Website and app data records
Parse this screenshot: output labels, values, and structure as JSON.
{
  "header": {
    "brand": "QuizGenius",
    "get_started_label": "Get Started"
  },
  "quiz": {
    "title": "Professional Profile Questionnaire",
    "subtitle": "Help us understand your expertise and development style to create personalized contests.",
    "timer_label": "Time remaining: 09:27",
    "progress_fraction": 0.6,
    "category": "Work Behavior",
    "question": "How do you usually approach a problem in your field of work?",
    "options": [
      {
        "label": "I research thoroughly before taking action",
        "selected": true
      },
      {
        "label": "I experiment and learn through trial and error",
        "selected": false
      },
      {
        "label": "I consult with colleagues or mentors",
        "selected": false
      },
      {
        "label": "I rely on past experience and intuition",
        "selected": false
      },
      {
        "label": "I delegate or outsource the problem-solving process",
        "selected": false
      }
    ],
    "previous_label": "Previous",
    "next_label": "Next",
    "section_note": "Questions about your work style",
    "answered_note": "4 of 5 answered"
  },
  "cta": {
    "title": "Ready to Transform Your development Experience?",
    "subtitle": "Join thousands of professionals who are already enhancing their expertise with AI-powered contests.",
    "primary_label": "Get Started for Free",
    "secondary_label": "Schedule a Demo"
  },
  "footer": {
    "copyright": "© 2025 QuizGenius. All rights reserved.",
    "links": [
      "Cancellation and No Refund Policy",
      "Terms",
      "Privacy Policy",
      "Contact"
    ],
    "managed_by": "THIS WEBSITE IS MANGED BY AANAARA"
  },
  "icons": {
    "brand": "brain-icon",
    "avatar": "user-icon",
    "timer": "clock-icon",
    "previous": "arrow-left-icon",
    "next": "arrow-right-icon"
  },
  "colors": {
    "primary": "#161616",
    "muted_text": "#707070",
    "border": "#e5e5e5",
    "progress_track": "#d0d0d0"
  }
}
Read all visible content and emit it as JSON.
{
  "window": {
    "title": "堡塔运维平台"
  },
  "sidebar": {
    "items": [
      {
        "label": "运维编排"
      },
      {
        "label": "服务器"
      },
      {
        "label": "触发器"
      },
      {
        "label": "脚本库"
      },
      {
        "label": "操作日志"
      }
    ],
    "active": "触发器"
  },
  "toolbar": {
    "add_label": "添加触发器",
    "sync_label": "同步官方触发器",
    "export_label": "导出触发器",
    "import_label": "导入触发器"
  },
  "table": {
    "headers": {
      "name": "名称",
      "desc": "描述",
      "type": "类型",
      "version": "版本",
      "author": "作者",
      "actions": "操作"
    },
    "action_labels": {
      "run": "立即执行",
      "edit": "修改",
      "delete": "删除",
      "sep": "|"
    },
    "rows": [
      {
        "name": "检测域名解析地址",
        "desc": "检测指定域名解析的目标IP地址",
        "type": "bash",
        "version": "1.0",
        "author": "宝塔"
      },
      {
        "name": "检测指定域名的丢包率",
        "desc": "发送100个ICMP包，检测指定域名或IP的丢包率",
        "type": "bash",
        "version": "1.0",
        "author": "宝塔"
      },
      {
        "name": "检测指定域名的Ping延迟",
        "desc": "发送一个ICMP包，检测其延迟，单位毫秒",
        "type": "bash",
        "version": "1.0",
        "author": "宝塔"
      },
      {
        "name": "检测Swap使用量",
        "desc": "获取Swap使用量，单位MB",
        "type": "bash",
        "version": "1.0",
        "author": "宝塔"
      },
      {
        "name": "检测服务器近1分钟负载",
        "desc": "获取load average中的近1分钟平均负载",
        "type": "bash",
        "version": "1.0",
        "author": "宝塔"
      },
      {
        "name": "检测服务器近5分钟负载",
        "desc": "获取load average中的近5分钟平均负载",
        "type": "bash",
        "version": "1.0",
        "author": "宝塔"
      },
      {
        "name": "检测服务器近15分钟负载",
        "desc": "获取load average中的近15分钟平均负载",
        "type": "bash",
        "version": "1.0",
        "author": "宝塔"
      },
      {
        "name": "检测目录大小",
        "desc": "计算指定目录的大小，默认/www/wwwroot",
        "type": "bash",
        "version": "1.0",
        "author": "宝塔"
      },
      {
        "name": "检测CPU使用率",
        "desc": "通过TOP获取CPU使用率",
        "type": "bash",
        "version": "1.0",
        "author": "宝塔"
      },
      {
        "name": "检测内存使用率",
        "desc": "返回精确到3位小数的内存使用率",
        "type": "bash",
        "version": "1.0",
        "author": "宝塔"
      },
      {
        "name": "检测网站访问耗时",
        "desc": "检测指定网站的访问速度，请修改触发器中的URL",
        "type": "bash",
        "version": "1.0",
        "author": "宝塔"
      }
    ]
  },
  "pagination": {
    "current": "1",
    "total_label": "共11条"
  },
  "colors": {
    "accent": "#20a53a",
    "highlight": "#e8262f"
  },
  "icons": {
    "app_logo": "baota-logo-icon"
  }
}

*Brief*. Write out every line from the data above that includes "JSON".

*Task result*.
Parse this screenshot: output labels, values, and structure as JSON.
Read all visible content and emit it as JSON.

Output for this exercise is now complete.